Copy each line from the data that has the word "Groups" in it.

• DATASET RECORDS:
================================

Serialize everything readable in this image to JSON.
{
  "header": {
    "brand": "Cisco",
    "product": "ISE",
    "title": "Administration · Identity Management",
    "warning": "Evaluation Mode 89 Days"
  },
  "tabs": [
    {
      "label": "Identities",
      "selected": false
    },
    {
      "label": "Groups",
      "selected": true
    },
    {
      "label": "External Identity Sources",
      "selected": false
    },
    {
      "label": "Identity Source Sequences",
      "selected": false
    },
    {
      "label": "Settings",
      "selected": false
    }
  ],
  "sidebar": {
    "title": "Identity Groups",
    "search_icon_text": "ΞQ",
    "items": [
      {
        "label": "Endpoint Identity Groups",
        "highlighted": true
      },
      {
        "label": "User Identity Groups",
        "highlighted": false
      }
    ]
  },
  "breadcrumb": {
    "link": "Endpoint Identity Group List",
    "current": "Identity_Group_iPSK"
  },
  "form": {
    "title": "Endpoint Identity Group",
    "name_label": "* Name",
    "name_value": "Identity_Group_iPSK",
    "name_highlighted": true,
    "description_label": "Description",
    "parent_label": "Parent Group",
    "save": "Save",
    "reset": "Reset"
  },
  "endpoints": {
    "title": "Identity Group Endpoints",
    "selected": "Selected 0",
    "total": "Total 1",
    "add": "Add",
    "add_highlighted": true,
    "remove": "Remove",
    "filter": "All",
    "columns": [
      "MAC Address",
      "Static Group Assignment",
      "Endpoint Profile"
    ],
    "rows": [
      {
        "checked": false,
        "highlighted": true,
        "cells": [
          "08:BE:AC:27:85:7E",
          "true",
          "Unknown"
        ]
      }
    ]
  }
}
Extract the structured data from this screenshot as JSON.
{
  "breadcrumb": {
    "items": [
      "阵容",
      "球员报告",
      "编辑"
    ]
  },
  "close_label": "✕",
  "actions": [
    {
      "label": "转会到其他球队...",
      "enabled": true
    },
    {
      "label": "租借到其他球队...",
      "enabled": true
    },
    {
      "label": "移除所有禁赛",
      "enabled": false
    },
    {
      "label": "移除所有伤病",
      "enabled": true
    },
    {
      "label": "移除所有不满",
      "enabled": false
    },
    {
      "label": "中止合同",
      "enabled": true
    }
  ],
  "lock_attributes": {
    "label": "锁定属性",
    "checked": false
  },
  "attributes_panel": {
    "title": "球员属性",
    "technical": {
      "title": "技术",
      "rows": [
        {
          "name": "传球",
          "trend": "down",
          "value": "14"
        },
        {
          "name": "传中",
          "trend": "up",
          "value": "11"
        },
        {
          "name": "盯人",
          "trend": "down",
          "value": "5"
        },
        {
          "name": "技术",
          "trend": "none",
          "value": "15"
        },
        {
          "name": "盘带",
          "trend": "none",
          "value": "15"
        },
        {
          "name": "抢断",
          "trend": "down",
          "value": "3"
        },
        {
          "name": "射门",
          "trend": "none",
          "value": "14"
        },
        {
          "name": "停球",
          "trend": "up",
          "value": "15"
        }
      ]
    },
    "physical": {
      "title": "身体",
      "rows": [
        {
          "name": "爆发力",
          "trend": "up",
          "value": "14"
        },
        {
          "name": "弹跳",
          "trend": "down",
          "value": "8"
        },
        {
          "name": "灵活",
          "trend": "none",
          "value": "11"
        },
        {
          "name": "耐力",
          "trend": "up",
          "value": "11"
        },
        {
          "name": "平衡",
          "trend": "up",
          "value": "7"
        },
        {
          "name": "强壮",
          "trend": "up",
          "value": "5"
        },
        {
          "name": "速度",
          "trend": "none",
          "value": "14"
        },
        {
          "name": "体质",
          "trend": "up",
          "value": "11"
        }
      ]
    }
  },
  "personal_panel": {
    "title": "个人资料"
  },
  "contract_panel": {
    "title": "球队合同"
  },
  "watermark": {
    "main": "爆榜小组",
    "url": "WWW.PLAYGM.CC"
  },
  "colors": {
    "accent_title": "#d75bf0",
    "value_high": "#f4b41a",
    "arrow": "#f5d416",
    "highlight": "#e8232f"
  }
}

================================

• EXERCISE RESULT:
      "label": "Groups",
    "title": "Identity Groups",
        "label": "Endpoint Identity Groups",
        "label": "User Identity Groups",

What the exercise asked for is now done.